And, I mean, why wouldn’t they? In our education system, hard work is measured purely by results: numeric values that provide little insight on how hard a student truly worked. And, my stats fall above the national average for all races, so of course I must be more hardworking than my counterparts.

However, the truth is that I’m no more hardworking than the person sitting next to me because hard work is not always defined by being exceptional on paper. My peers do everything that they’re supposed to do: they attend office hours for tutoring, form study groups for the SAT, and spend more time than me studying outside of school.

But  no matter how much we study and prepare, we can only go as far as the limit allows us to … Unlike many of my classmates, I have received opportunities that they didn’t, opportunities designed to compensate for the faults within our education system. Because of this, I’m relied on by my peers to take on the role of a guidance counselor, instructor, and exam proctor.

I gave my old SAT prep books to my classmates who couldn’t afford them. I held mock Princeton Review SAT prep and tutored after school and during lunch. I sent emails outlining the essentials for the impending college application process, and I reviewed supplemental essays and personal statements. All because my school doesn’t have the resources to prepare students adequately for college entrance exams, and it doesn’t have staffing to accommodate the needs of all students: our guidance counselor serves 104 seniors, most of whom will be the first in their families to attend college.

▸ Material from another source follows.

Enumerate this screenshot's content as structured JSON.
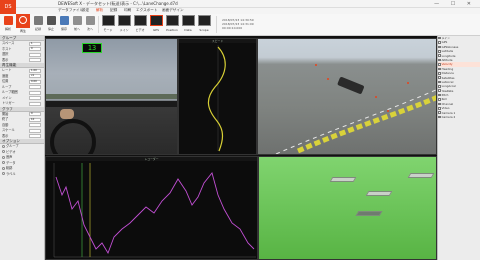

“I heard parents complain that it wasn’t enough” — Sophie Mode, a sophomore at Millennium Brooklyn

“Parents in my school didn’t know about the achievement gap” — Tiffani Torres, a junior at Pace High School in Manhattan

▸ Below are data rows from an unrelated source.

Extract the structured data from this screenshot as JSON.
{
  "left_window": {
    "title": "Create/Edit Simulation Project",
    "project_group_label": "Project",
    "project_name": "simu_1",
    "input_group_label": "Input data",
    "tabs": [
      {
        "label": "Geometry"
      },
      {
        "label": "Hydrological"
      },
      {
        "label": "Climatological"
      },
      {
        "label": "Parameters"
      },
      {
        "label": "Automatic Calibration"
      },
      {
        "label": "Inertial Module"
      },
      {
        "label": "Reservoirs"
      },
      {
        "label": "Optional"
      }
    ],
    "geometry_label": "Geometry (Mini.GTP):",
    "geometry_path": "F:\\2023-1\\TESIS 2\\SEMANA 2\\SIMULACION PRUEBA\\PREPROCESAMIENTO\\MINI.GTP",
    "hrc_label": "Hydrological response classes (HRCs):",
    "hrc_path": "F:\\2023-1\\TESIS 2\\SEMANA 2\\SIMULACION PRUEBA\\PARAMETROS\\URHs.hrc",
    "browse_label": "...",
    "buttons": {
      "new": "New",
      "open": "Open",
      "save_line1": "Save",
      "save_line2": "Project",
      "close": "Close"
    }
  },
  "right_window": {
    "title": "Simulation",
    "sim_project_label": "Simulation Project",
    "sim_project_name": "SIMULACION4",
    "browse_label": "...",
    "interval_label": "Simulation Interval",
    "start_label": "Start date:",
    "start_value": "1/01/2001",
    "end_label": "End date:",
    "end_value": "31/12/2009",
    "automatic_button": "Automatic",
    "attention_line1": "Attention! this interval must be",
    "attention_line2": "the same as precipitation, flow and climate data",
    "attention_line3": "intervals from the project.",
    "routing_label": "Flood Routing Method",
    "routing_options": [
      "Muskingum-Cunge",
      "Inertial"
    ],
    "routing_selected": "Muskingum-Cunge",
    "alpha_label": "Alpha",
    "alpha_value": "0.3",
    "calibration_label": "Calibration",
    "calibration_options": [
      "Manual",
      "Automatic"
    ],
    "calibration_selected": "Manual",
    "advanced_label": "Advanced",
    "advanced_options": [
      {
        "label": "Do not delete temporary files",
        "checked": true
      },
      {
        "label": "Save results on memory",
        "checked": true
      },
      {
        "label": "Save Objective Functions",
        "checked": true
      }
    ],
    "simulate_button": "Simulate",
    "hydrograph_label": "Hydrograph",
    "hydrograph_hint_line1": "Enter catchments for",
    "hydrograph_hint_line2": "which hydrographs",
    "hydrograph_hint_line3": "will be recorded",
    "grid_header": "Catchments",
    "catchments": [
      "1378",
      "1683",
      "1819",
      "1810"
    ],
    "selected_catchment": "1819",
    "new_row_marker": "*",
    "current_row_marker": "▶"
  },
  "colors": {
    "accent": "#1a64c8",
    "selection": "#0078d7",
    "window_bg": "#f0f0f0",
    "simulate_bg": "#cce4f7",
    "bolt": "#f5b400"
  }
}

Sophie: I’m from the Brooklyn of brownstones, bagel shops, bike lanes, and grassy parks.

Tiffani: Parks in my neighborhood are dangerous after five o’clock. There is no studying in the grass under the shining light of the afternoon sun with textbooks that cost a dollar a page, a dollar a page that could be spent on funding teachers who know what they’re talking about. When it comes to school, people in my neighborhood think it’s all the same – you’ll get a decent education wherever you go.

Sophie: Go to P.S. 8. It’s one of the best schools in the city. That’s what my parents were told. That’s why so many parents decided to move to Brooklyn Heights. And it paid off. P.S. 8 had it all: parent-funded art classes, electives galore, advanced classes, etc. But still I heard parents complain that it wasn’t enough. They wanted more teachers with more degrees, smaller classes, bigger budgets, better resources.

Tiffani: Resources were always scarce. ‘I got my degree, I don’t need to be here,’ said the teachers who couldn’t understand our frustration, or whose frustrations overtook them, reminding us of that truth that they didn’t need to be there. So why were they?…

In my middle school, Mott Hall Bridges Academy, we received our one minute of fame after being discovered by Humans of New York…. We were 99 percent black and Hispanic. We were constantly told that we were brilliant. That if we worked hard, we could do anything. That the possibilities were endless. That we were more than where we lived…. Cameras flashing, reporters asking, and money and donations and TED talks from our principal … but then … the cameras left.

Sophie: I have always been in a school with resources, a school with privilege. But many in our community complained that it still wasn’t enough: all they could see was what their child didn’t have….

Tiffani: Parents in my school did not know about the achievement gap. They did not have the knowledge nor the time to focus on what math books their children were getting, what their children’s drama teachers were doing — or if there were drama teachers. Instead, they had to focus on what they were going to feed their children, and what time they were going to take off of work to pick them up.